Four more Indians plead guilty in US call-centre scam
The scheme involved individuals from call centres in India calling Americans posing as officers of the internal revenue service and the citizenship and immigration services and demand fictional unpaid dues.world Updated: Jun 06, 2017 21:58 IST
Four more Indians and a Pakistani-origin American have pleaded guilty in past two weeks to charges of involvement in a massive “telephone impersonation fraud” and money laundering scheme run from call centres in Ahmedabad, the US department of justice said on Monday.
Hardik Patel, Rajubhai Patel, Viraj Patel Dilipkumar A Patel were the four Indians and Fahad Ali was the Pakistan-descent man, taking the total number of those who have pleaded guilty in this case to nine, the department said, adding that in all 55 individuals and 5 India-based call centres have been charged.
They are accused of involvement in a complex scheme in which individuals from call centres in India called Americans in the US posing as officers of the internal revenue service (the US income tax department) and the US citizenship and immigration services and demand fictional unpaid dues.
They would threaten their victims — whose identities were obtained from “data brokers” — with arrest, imprisonment, fines and deportation for failure to pay. Some paid just to avoid trouble.
They would be told to pay through “stored value cards” or wire it. “Runners” such as Rajubhai Patel, Viraj Patel, Dilipkumar A Patel and Ali were tasked with collecting the money, laundering it and sending it to the call-centre using reloadable cards registered to genuine but stolen identities.

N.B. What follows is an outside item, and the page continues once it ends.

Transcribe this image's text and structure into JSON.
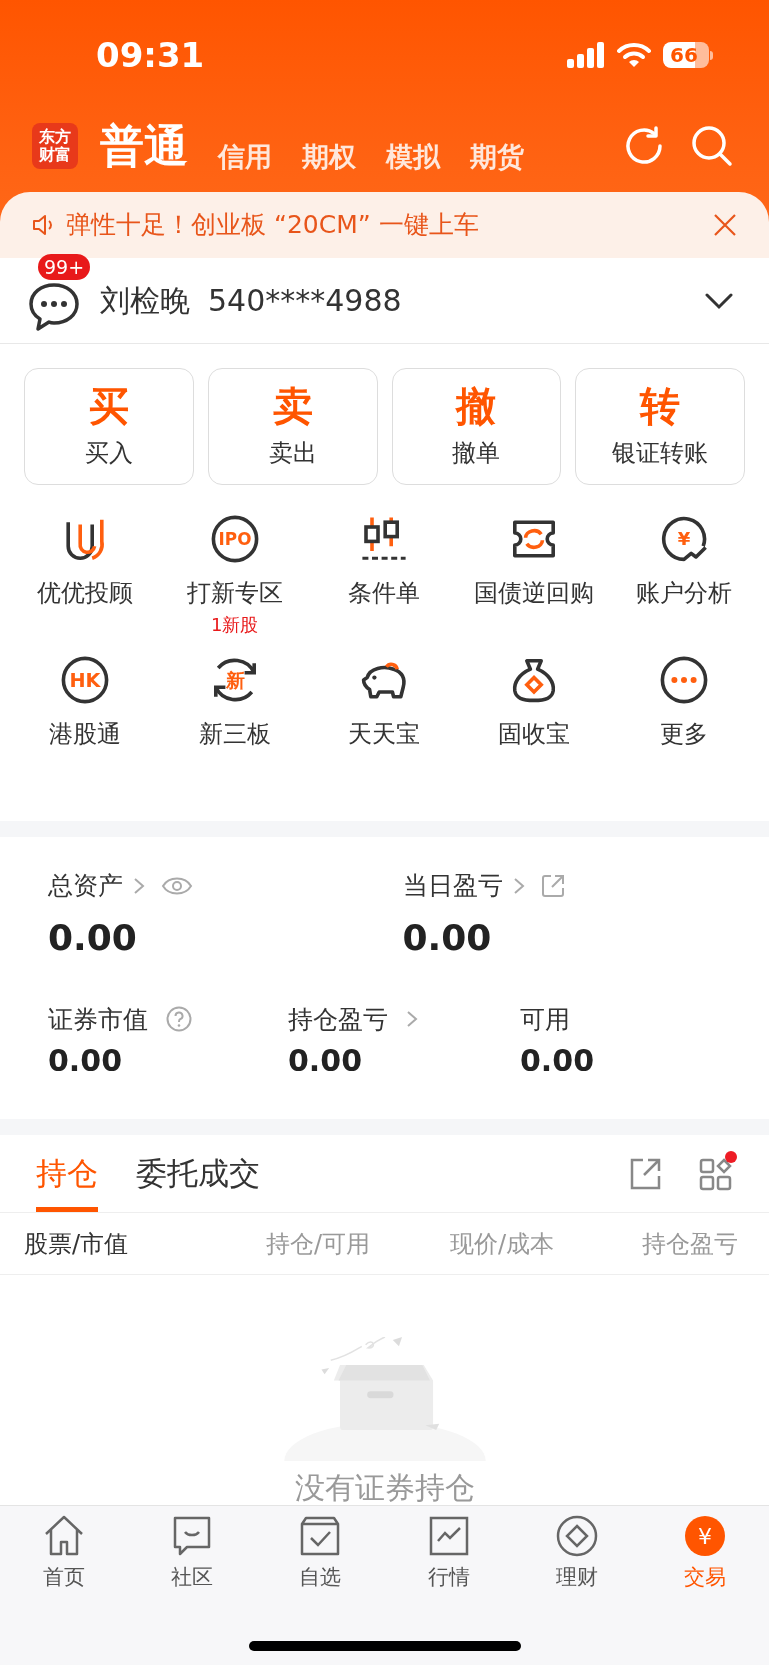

The justice department said Hardik Patel had owned a call centre in India and managed its daily operations before leaving for the United States.
“While in India in his capacity as a manager, Hardik Patel communicated extensively via email, text, and other means with various India-based co-defendants to operate the scheme and exchange scripts used in the scheme, coordinate the processing of payments from scammed victims, obtain and exchange lead lists used by callers to target US victims, and exchange spreadsheets containing the personal identifying information (PII) of US persons misappropriated by the scammers to register reloadable cards used in the scheme.”
He had also managed “worker payroll and kept detailed records of profits and expenses for various associated scam call centres”.
The justice department statement added that after arriving in the US, Hardik Patel “continued to communicate with India-based co-defendants about the scheme and assist with the conspiracy”.